**EXERCISE DATA**
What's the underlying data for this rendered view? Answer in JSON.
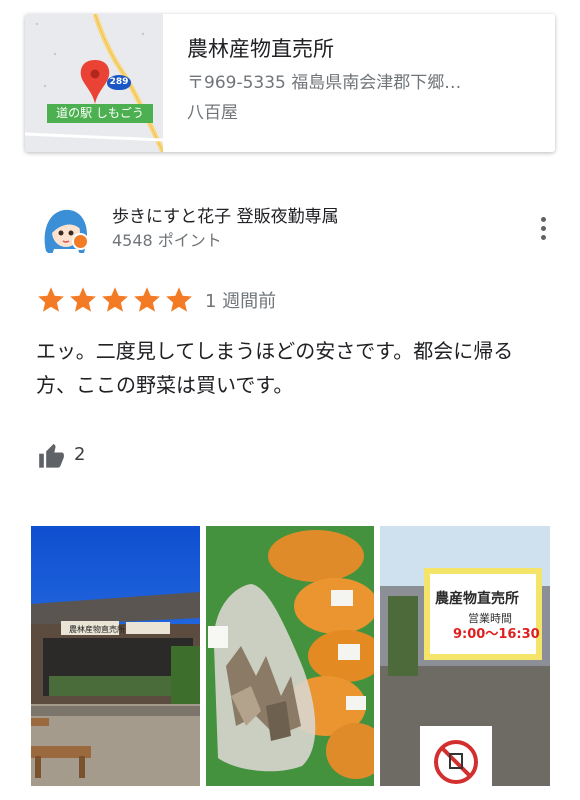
{
  "place": {
    "name": "農林産物直売所",
    "address": "〒969-5335 福島県南会津郡下郷…",
    "category": "八百屋",
    "map": {
      "poi_label": "道の駅 しもごう",
      "route_number": "289"
    }
  },
  "review": {
    "author": "歩きにすと花子 登販夜勤専属",
    "points": "4548 ポイント",
    "rating": 5,
    "date": "1 週間前",
    "text": "エッ。二度見してしまうほどの安さです。都会に帰る方、ここの野菜は買いです。",
    "like_count": "2"
  },
  "photos": {
    "photo1_sign": "農林産物直売所",
    "photo3_sign_title": "農産物直売所",
    "photo3_sign_subtitle": "営業時間",
    "photo3_sign_hours": "9:00〜16:30"
  },
  "colors": {
    "star": "#f37b25",
    "secondary_text": "#70757a",
    "map_pin": "#ea4335",
    "route_badge": "#1a57c4"
  },
  "icons": {
    "like": "thumbs-up-icon",
    "more": "more-vert-icon",
    "star": "star-icon",
    "pin": "map-pin-icon"
  }
}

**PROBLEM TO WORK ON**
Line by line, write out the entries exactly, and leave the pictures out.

**ANSWER BOX**
What's the underlying data for this rendered view? Answer in JSON.
{
  "place": {
    "name": "農林産物直売所",
    "address": "〒969-5335 福島県南会津郡下郷…",
    "category": "八百屋",
    "map": {
      "poi_label": "道の駅 しもごう",
      "route_number": "289"
    }
  },
  "review": {
    "author": "歩きにすと花子 登販夜勤専属",
    "points": "4548 ポイント",
    "rating": 5,
    "date": "1 週間前",
    "text": "エッ。二度見してしまうほどの安さです。都会に帰る方、ここの野菜は買いです。",
    "like_count": "2"
  },
  "photos": {
    "photo1_sign": "農林産物直売所",
    "photo3_sign_title": "農産物直売所",
    "photo3_sign_subtitle": "営業時間",
    "photo3_sign_hours": "9:00〜16:30"
  },
  "colors": {
    "star": "#f37b25",
    "secondary_text": "#70757a",
    "map_pin": "#ea4335",
    "route_badge": "#1a57c4"
  },
  "icons": {
    "like": "thumbs-up-icon",
    "more": "more-vert-icon",
    "star": "star-icon",
    "pin": "map-pin-icon"
  }
}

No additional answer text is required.